The big question is whether Andy Burnham or Yvette Cooper will face Jeremy in the final round of this election.

Voting is now underway in the Labour leadership election. There can be no doubt that Jeremy Corbyn is the frontrunner, but the race isn't over yet.

I know from conversations across the country that many voters still haven't made up their mind.

Some are drawn to Jeremy's promises of a new Jerusalem and endless spending, but worried that these endless promises, with no credibility, will only serve to lose us the next general election.

Others are certain that a Jeremy victory is really a win for Cameron and Osborne, but don't know who is the best alternative to vote for.

I am supporting Liz Kendall and will give her my first preference. But polling data is brutally clear: the big question is whether Andy Burnham or Yvette Cooper will face Jeremy in the final round of this election.

Andy can win. He can draw together support from across the party, motivated by his history of loyalty to the Labour movement, his passionate appeal for unity in fighting the Tories, and the findings of every poll of the general public in this campaign that he is best placed candidate to win the next general election.

Yvette, in contrast, would lose to Jeremy Corbyn and lose heavily. Evidence from data collected by all the campaigns – except (apparently) Yvette's own – shows this. All publicly available polling shows the same. If Andy drops out of the race, a large part of the broad coalition he attracts will vote for Jeremy. If Yvette is knocked out, her support firmly swings behind Andy.

We will all have our views about the different candidates, but the real choice for our country is between a Labour government and the ongoing rightwing agenda of the Tories.

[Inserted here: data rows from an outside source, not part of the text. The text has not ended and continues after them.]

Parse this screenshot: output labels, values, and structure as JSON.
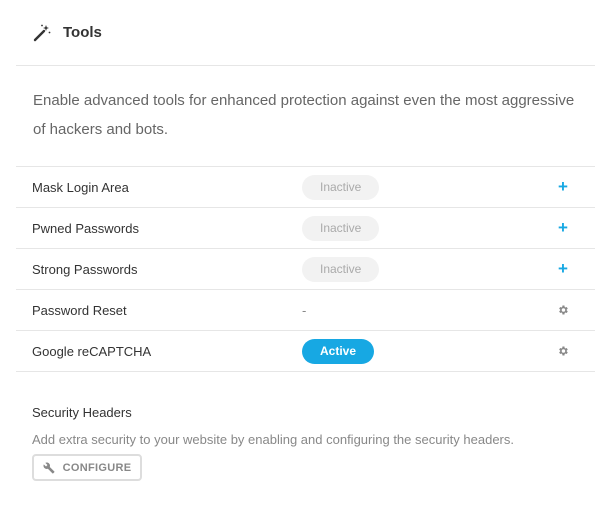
{
  "header": {
    "title": "Tools",
    "icon": "magic-wand-icon"
  },
  "intro": "Enable advanced tools for enhanced protection against even the most aggressive of hackers and bots.",
  "tools": [
    {
      "name": "Mask Login Area",
      "status": "Inactive",
      "action_icon": "plus-icon"
    },
    {
      "name": "Pwned Passwords",
      "status": "Inactive",
      "action_icon": "plus-icon"
    },
    {
      "name": "Strong Passwords",
      "status": "Inactive",
      "action_icon": "plus-icon"
    },
    {
      "name": "Password Reset",
      "status": "-",
      "action_icon": "gear-icon"
    },
    {
      "name": "Google reCAPTCHA",
      "status": "Active",
      "action_icon": "gear-icon"
    }
  ],
  "security_headers": {
    "title": "Security Headers",
    "description": "Add extra security to your website by enabling and configuring the security headers.",
    "button_label": "CONFIGURE",
    "button_icon": "wrench-icon"
  },
  "colors": {
    "accent": "#17a8e3",
    "inactive_bg": "#f2f2f2",
    "border": "#e6e6e6"
  }
}
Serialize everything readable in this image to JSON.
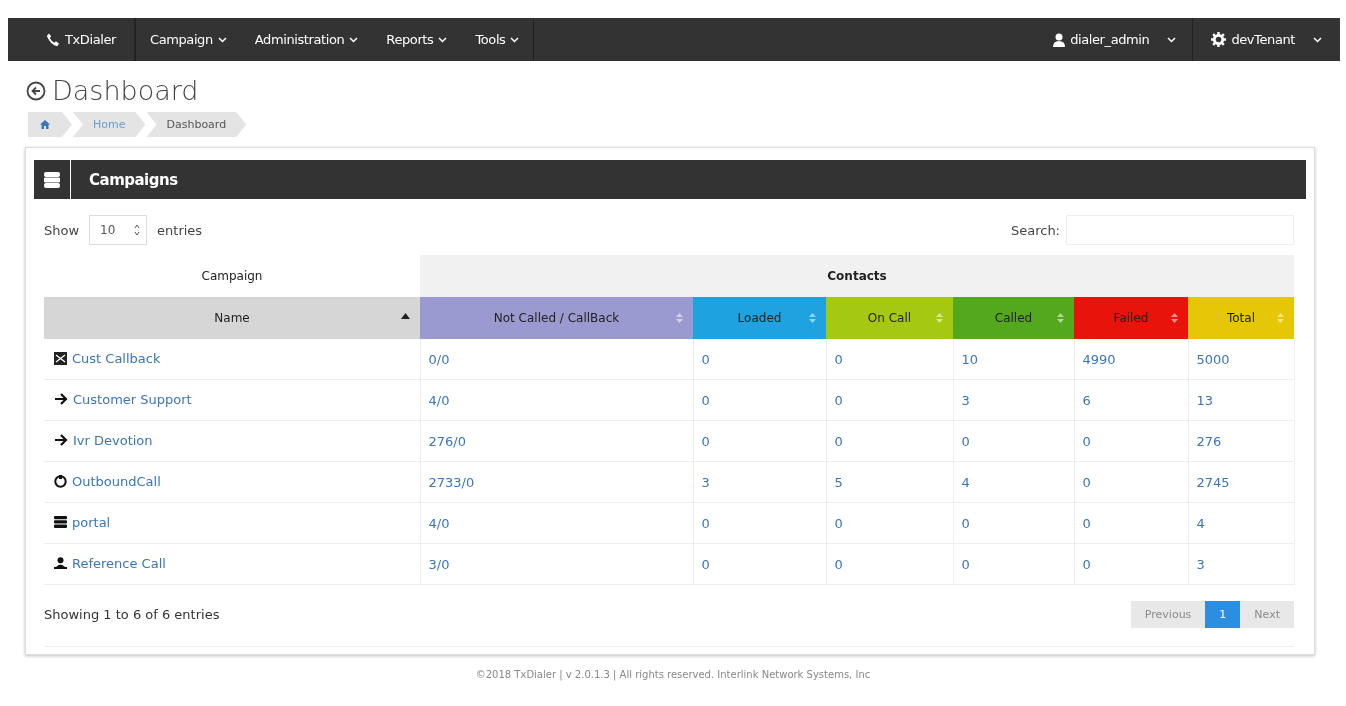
{
  "navbar": {
    "brand": "TxDialer",
    "menus": [
      {
        "label": "Campaign"
      },
      {
        "label": "Administration"
      },
      {
        "label": "Reports"
      },
      {
        "label": "Tools"
      }
    ],
    "user": "dialer_admin",
    "tenant": "devTenant"
  },
  "page": {
    "title": "Dashboard",
    "breadcrumb": [
      {
        "kind": "home"
      },
      {
        "kind": "link",
        "label": "Home"
      },
      {
        "kind": "current",
        "label": "Dashboard"
      }
    ]
  },
  "panel": {
    "title": "Campaigns",
    "length": {
      "before": "Show",
      "value": "10",
      "after": "entries"
    },
    "search": {
      "label": "Search:"
    },
    "table": {
      "groups": [
        {
          "label": "Campaign"
        },
        {
          "label": "Contacts"
        }
      ],
      "columns": [
        {
          "label": "Name",
          "color": "#d6d6d6",
          "sorted": true
        },
        {
          "label": "Not Called / CallBack",
          "color": "#9b9ad0",
          "sorted": false
        },
        {
          "label": "Loaded",
          "color": "#1ea3e0",
          "sorted": false
        },
        {
          "label": "On Call",
          "color": "#a5c911",
          "sorted": false
        },
        {
          "label": "Called",
          "color": "#54a81e",
          "sorted": false
        },
        {
          "label": "Failed",
          "color": "#e8140c",
          "sorted": false
        },
        {
          "label": "Total",
          "color": "#e5c708",
          "sorted": false
        }
      ],
      "rows": [
        {
          "kind": "mail",
          "cells": [
            "Cust Callback",
            "0/0",
            "0",
            "0",
            "10",
            "4990",
            "5000"
          ]
        },
        {
          "kind": "arrow",
          "cells": [
            "Customer Support",
            "4/0",
            "0",
            "0",
            "3",
            "6",
            "13"
          ]
        },
        {
          "kind": "arrow",
          "cells": [
            "Ivr Devotion",
            "276/0",
            "0",
            "0",
            "0",
            "0",
            "276"
          ]
        },
        {
          "kind": "cycle",
          "cells": [
            "OutboundCall",
            "2733/0",
            "3",
            "5",
            "4",
            "0",
            "2745"
          ]
        },
        {
          "kind": "stack",
          "cells": [
            "portal",
            "4/0",
            "0",
            "0",
            "0",
            "0",
            "4"
          ]
        },
        {
          "kind": "user",
          "cells": [
            "Reference Call",
            "3/0",
            "0",
            "0",
            "0",
            "0",
            "3"
          ]
        }
      ]
    },
    "info": "Showing 1 to 6 of 6 entries",
    "pagination": [
      {
        "label": "Previous",
        "disabled": true,
        "selected": false
      },
      {
        "label": "1",
        "disabled": false,
        "selected": true
      },
      {
        "label": "Next",
        "disabled": true,
        "selected": false
      }
    ]
  },
  "footer": "©2018 TxDialer | v 2.0.1.3 | All rights reserved. Interlink Network Systems, Inc"
}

I am in politics to make a real difference to the lives of my constituents. We are all in the Labour movement to get behind the beliefs that unite all in our party.

In the crucial choice we are making right now, I have no doubt that a vote for Jeremy would be the wrong choice – throwing away the next election, and with it hope for the next decade.

A vote for Yvette gets the same result – her defeat by Jeremy, and Jeremy's defeat to Cameron and Osborne.

In the crucial choice between Yvette and Andy, Andy will get my second preference so we can have the best hope of keeping the fight for our party alive, and the best hope for the future of our country too.

Tom Blenkinsop is the Labour MP for Middlesbrough South and East Cleveland